What this task involves
Retype every entry below without altering anything.

Provided records

------

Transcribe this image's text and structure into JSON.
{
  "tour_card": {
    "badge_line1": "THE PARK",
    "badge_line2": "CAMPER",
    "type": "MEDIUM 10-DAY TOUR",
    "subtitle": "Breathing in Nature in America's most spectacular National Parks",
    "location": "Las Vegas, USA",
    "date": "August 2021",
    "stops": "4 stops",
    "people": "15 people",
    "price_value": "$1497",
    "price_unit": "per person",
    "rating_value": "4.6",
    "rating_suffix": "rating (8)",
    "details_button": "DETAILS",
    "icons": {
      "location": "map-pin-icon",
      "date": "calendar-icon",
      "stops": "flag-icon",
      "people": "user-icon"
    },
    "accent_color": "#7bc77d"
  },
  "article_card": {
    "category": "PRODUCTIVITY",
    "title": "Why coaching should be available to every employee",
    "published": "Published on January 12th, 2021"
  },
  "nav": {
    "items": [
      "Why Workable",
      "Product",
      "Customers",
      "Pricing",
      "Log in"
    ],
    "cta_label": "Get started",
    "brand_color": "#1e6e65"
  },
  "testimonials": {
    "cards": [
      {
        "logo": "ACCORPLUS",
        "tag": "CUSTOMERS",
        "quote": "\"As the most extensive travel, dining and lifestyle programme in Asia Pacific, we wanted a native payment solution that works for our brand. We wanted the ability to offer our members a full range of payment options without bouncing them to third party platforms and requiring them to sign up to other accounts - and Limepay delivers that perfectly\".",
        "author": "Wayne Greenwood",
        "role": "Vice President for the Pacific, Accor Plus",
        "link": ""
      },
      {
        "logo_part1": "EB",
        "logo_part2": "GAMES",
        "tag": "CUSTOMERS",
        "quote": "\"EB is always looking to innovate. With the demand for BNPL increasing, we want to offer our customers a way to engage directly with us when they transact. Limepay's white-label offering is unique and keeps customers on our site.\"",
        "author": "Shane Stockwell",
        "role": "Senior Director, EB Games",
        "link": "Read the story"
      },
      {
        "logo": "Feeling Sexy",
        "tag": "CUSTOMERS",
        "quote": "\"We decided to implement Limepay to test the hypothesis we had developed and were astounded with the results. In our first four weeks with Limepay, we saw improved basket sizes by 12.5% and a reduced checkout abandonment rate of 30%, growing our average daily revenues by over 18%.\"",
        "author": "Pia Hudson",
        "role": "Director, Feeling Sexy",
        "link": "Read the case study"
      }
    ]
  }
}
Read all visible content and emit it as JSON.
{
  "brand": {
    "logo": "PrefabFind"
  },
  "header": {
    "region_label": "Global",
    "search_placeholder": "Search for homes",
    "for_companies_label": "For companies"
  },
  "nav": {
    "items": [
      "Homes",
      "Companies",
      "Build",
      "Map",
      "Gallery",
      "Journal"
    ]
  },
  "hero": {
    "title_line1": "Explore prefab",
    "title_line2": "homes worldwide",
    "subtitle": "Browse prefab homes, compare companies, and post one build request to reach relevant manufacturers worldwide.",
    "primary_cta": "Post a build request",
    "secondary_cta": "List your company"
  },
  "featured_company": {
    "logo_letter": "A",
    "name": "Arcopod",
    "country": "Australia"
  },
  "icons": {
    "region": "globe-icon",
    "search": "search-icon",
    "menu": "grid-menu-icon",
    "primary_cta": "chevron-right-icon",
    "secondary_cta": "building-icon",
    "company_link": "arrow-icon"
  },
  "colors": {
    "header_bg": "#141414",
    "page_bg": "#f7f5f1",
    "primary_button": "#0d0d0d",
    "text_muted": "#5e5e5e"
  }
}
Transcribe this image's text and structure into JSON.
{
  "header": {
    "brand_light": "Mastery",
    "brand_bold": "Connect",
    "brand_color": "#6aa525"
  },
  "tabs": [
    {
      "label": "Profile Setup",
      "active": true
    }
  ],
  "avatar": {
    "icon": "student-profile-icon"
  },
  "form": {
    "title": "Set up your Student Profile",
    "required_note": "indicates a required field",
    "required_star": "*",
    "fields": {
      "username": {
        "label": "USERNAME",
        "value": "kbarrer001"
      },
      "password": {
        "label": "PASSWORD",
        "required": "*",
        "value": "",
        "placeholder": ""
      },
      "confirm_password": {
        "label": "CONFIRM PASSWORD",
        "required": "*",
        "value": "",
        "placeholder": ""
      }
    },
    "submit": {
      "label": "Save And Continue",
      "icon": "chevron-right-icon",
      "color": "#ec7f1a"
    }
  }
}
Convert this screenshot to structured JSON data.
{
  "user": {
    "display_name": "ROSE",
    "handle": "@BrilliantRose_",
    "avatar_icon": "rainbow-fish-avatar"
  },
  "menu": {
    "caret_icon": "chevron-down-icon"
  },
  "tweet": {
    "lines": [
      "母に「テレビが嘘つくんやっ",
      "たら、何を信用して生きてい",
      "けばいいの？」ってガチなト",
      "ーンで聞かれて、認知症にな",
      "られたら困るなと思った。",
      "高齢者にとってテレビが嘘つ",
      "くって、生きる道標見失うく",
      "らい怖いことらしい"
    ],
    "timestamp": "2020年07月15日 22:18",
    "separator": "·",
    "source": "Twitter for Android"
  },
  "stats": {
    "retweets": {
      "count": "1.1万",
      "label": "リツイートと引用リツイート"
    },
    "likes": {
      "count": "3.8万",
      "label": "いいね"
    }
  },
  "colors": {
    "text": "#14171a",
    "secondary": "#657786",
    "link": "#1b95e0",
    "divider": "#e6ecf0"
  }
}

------

Solution to the problem
Transcribe this image's text and structure into JSON.
{
  "tour_card": {
    "badge_line1": "THE PARK",
    "badge_line2": "CAMPER",
    "type": "MEDIUM 10-DAY TOUR",
    "subtitle": "Breathing in Nature in America's most spectacular National Parks",
    "location": "Las Vegas, USA",
    "date": "August 2021",
    "stops": "4 stops",
    "people": "15 people",
    "price_value": "$1497",
    "price_unit": "per person",
    "rating_value": "4.6",
    "rating_suffix": "rating (8)",
    "details_button": "DETAILS",
    "icons": {
      "location": "map-pin-icon",
      "date": "calendar-icon",
      "stops": "flag-icon",
      "people": "user-icon"
    },
    "accent_color": "#7bc77d"
  },
  "article_card": {
    "category": "PRODUCTIVITY",
    "title": "Why coaching should be available to every employee",
    "published": "Published on January 12th, 2021"
  },
  "nav": {
    "items": [
      "Why Workable",
      "Product",
      "Customers",
      "Pricing",
      "Log in"
    ],
    "cta_label": "Get started",
    "brand_color": "#1e6e65"
  },
  "testimonials": {
    "cards": [
      {
        "logo": "ACCORPLUS",
        "tag": "CUSTOMERS",
        "quote": "\"As the most extensive travel, dining and lifestyle programme in Asia Pacific, we wanted a native payment solution that works for our brand. We wanted the ability to offer our members a full range of payment options without bouncing them to third party platforms and requiring them to sign up to other accounts - and Limepay delivers that perfectly\".",
        "author": "Wayne Greenwood",
        "role": "Vice President for the Pacific, Accor Plus",
        "link": ""
      },
      {
        "logo_part1": "EB",
        "logo_part2": "GAMES",
        "tag": "CUSTOMERS",
        "quote": "\"EB is always looking to innovate. With the demand for BNPL increasing, we want to offer our customers a way to engage directly with us when they transact. Limepay's white-label offering is unique and keeps customers on our site.\"",
        "author": "Shane Stockwell",
        "role": "Senior Director, EB Games",
        "link": "Read the story"
      },
      {
        "logo": "Feeling Sexy",
        "tag": "CUSTOMERS",
        "quote": "\"We decided to implement Limepay to test the hypothesis we had developed and were astounded with the results. In our first four weeks with Limepay, we saw improved basket sizes by 12.5% and a reduced checkout abandonment rate of 30%, growing our average daily revenues by over 18%.\"",
        "author": "Pia Hudson",
        "role": "Director, Feeling Sexy",
        "link": "Read the case study"
      }
    ]
  }
}
Read all visible content and emit it as JSON.
{
  "brand": {
    "logo": "PrefabFind"
  },
  "header": {
    "region_label": "Global",
    "search_placeholder": "Search for homes",
    "for_companies_label": "For companies"
  },
  "nav": {
    "items": [
      "Homes",
      "Companies",
      "Build",
      "Map",
      "Gallery",
      "Journal"
    ]
  },
  "hero": {
    "title_line1": "Explore prefab",
    "title_line2": "homes worldwide",
    "subtitle": "Browse prefab homes, compare companies, and post one build request to reach relevant manufacturers worldwide.",
    "primary_cta": "Post a build request",
    "secondary_cta": "List your company"
  },
  "featured_company": {
    "logo_letter": "A",
    "name": "Arcopod",
    "country": "Australia"
  },
  "icons": {
    "region": "globe-icon",
    "search": "search-icon",
    "menu": "grid-menu-icon",
    "primary_cta": "chevron-right-icon",
    "secondary_cta": "building-icon",
    "company_link": "arrow-icon"
  },
  "colors": {
    "header_bg": "#141414",
    "page_bg": "#f7f5f1",
    "primary_button": "#0d0d0d",
    "text_muted": "#5e5e5e"
  }
}
Transcribe this image's text and structure into JSON.
{
  "header": {
    "brand_light": "Mastery",
    "brand_bold": "Connect",
    "brand_color": "#6aa525"
  },
  "tabs": [
    {
      "label": "Profile Setup",
      "active": true
    }
  ],
  "avatar": {
    "icon": "student-profile-icon"
  },
  "form": {
    "title": "Set up your Student Profile",
    "required_note": "indicates a required field",
    "required_star": "*",
    "fields": {
      "username": {
        "label": "USERNAME",
        "value": "kbarrer001"
      },
      "password": {
        "label": "PASSWORD",
        "required": "*",
        "value": "",
        "placeholder": ""
      },
      "confirm_password": {
        "label": "CONFIRM PASSWORD",
        "required": "*",
        "value": "",
        "placeholder": ""
      }
    },
    "submit": {
      "label": "Save And Continue",
      "icon": "chevron-right-icon",
      "color": "#ec7f1a"
    }
  }
}
Convert this screenshot to structured JSON data.
{
  "user": {
    "display_name": "ROSE",
    "handle": "@BrilliantRose_",
    "avatar_icon": "rainbow-fish-avatar"
  },
  "menu": {
    "caret_icon": "chevron-down-icon"
  },
  "tweet": {
    "lines": [
      "母に「テレビが嘘つくんやっ",
      "たら、何を信用して生きてい",
      "けばいいの？」ってガチなト",
      "ーンで聞かれて、認知症にな",
      "られたら困るなと思った。",
      "高齢者にとってテレビが嘘つ",
      "くって、生きる道標見失うく",
      "らい怖いことらしい"
    ],
    "timestamp": "2020年07月15日 22:18",
    "separator": "·",
    "source": "Twitter for Android"
  },
  "stats": {
    "retweets": {
      "count": "1.1万",
      "label": "リツイートと引用リツイート"
    },
    "likes": {
      "count": "3.8万",
      "label": "いいね"
    }
  },
  "colors": {
    "text": "#14171a",
    "secondary": "#657786",
    "link": "#1b95e0",
    "divider": "#e6ecf0"
  }
}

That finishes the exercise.